China's civil aviation regulator on Monday ordered domestic carriers to ground nearly 100 Boeing 737 MAX 8 planes, citing flight safety, a day after an aircraft of similar model operated by Ethiopian Airlines crashed in Addis Ababa killing all 157 passengers and crew, including four Indians.
There were similarities between the two mishaps, since they both occurred during take-off, involving new aircraft that had just been delivered, the Hong Kong-based South China Morning Post reported quoting a statement by the Civil Aviation Authority of China (CAAC).
"In accordance with the CAAC's management principle of zero tolerance for safety hazards, the authority has instructed all domestic carriers to temporarily halt operations involving the aircraft model before 6pm (local time) on March 11," the Post quoted the CAAC statement as saying.
The grounding of the aircraft is likely to affect more than a dozen Chinese carriers, which have taken delivery of close to 100 of the latest single-aisle plane from the US aircraft maker, it said.
CNN, quoting state-run media, said Chinese carriers have 97 Boeing 737 MAX 8 planes.
As many as 246 Chinese domestic routes and 355 domestic flights were scheduled on Monday for the 737 MAX 8 planes, excluding international services, the report said quoting Chinese flight data provider VariFlight.
As many as 29 flights have already been cancelled, while 259 fights were replaced by other aircraft.

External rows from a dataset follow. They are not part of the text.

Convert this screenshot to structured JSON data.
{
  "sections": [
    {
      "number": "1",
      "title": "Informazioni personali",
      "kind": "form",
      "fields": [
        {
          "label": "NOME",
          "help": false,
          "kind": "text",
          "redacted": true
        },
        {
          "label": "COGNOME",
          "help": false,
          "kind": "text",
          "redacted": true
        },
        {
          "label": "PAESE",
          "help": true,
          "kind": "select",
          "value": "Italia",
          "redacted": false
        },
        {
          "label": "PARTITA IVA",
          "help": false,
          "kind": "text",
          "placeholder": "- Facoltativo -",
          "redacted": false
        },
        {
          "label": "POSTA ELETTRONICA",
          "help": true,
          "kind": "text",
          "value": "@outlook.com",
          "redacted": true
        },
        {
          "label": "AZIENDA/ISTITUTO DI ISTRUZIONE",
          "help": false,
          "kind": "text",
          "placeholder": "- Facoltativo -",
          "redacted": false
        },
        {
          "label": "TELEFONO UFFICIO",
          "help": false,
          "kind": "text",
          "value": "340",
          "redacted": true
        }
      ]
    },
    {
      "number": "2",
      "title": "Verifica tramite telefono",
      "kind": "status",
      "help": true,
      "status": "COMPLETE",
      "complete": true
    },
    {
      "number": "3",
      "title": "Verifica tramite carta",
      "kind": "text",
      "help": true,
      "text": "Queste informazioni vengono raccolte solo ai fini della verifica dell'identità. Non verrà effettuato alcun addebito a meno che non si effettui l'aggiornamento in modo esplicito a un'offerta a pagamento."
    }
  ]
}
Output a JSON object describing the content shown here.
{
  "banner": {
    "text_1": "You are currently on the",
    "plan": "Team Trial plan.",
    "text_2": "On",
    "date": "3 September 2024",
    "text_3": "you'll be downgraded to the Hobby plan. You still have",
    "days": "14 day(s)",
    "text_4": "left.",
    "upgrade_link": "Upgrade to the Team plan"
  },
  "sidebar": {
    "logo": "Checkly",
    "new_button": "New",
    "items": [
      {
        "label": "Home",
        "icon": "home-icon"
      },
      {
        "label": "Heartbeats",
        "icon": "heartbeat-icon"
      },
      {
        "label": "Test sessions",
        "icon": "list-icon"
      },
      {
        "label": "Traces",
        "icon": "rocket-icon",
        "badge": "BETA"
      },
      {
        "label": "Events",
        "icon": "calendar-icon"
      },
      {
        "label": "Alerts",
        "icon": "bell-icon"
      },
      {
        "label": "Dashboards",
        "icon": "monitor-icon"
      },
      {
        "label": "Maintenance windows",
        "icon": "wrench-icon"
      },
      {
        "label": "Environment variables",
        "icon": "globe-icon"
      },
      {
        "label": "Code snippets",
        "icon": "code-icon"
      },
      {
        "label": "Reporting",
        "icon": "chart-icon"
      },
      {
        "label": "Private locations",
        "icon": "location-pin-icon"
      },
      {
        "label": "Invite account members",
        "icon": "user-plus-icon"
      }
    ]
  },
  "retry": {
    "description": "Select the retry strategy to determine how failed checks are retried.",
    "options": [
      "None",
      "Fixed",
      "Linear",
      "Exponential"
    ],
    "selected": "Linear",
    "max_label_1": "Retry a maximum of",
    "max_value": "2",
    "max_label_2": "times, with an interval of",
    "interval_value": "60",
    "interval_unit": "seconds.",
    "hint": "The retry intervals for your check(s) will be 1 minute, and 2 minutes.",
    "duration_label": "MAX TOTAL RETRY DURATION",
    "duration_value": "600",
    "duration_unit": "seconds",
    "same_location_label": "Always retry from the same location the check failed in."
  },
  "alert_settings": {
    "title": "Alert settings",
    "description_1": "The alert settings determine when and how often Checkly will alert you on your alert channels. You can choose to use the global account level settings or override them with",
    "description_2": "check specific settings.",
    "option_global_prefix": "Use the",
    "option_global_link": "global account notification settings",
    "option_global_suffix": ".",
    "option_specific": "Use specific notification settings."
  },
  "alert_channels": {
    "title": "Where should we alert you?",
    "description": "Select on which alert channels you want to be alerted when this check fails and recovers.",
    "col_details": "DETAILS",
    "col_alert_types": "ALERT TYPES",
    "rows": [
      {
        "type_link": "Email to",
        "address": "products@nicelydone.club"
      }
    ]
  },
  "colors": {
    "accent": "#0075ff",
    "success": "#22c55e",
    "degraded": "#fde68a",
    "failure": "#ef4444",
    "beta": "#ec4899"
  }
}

China Southern Airlines, Air China, China Eastern Airlines, Hainan Airlines are among the carriers that fly the aircraft, which can carry between 138 to 230 passengers depending on their configurations, the report said.
Meanwhile, the Chicago-based Boeing said it did not intend to issue any new guidance to its customers and a company's technical team will be travelling to the crash site to provide technical assistance to Ethiopian and US investigators.
"Boeing is deeply saddened to learn of the passing of the passengers and crew on Ethiopian Airlines Flight 302, a 737 MAX 8 airplane. We extend our heartfelt sympathies to the families and loved ones of the passengers and crew on board and stand ready to support the Ethiopian Airlines team.
"A Boeing technical team will be travelling to the crash site to provide technical assistance under the direction of the Ethiopia Accident Investigation Bureau and US National Transportation Safety Board," the statement from the company said.
The 737 is the best-selling airliner in history. Its newest version 737 MAX 8 has more fuel-efficient engines. The aircraft is a central part of Boeing's strategy to compete with its European rival Airbus.
(This story has not been edited by Business Standard staff and is auto-generated from a syndicated feed.)